European transport corridors are not reported on the motorway or railways, yet they are essential for the movement of goods.
They represent a privileged geographical area where the regions are perfectly interconnected by multimodal links.
The consulting firm Cushman & Wakefield has just published a study on the future of the main European trade routes in the next twenty years.
The “blue banana” the main axis of circulation in Europe
The main axis of movement of goods in Europe is called “big blue banana”, it connects the Benelux countries and the northern region of Italy, via the Rhineland.
According to Cushman & Wakefield, this original corridor has indeed transformed into several other roads.
This trend is accentuated by the increase in freight volumes, the cost of transport and the congestion of road networks.

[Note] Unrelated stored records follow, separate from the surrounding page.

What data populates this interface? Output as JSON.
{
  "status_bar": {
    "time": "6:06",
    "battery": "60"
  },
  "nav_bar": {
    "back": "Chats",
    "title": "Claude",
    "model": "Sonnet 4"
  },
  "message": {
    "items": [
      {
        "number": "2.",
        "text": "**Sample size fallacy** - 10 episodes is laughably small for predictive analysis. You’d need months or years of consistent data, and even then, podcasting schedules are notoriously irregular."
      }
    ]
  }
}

Other drivers of these changes also include e-commerce, new technologies (IoT – Internet of Things), multimodal connectivity, transport networks and even the departure of the United Kingdom from the European Union.
The eight future distribution corridors
The document identifies eight main logistics corridors in Europe.
These new corridors are categorized according to when they are expected to become fully operational:
- The blue banana, which carries international goods through the ports of the Benelux, through the Rhineland to the northern region of Italy and should expand to Genoa.
- The British corridor will be more oriented towards their national territory (after the Brexit).
- The Irish Corridor, a new short sea route is established between the ports of Cork and Dublin in Ireland and the ports of Zeebrugge and Antwerp in Belgium;
- The Iberian corridor with pools of skilled and low-cost labor existing in Spain and Portugal. Over the next five to seven years, the creation of rail lines and other transportation links should support the growth of distribution traffic.
- The Central European corridor with the TEN-T motorway and rail developments.
- The North Sea corridor connecting the port of Hamburg to Copenhagen and Malmö (with the future Rodby-Puttgarden tunnel).
- The Black Sea corridor, which should be linked to the Central European “banana” once the branch of the TEN-T Rhine-Danube rail and motorway network from Budapest to the Black Sea is completed.
- The Baltic Corridor, which is expected to develop over the long term with TEN-T motorway and rail networks linking this region to Finland, Poland, the Czech Republic and Germany.
CERL, The best route for your goods!
CERL is actively following these future developments and we believe that they will benefit our customers! Logistics innovation is part of our DNA and we strive to best support our customers with offers that meet the essential criteria of good routing: delay, security, cost, risk and environment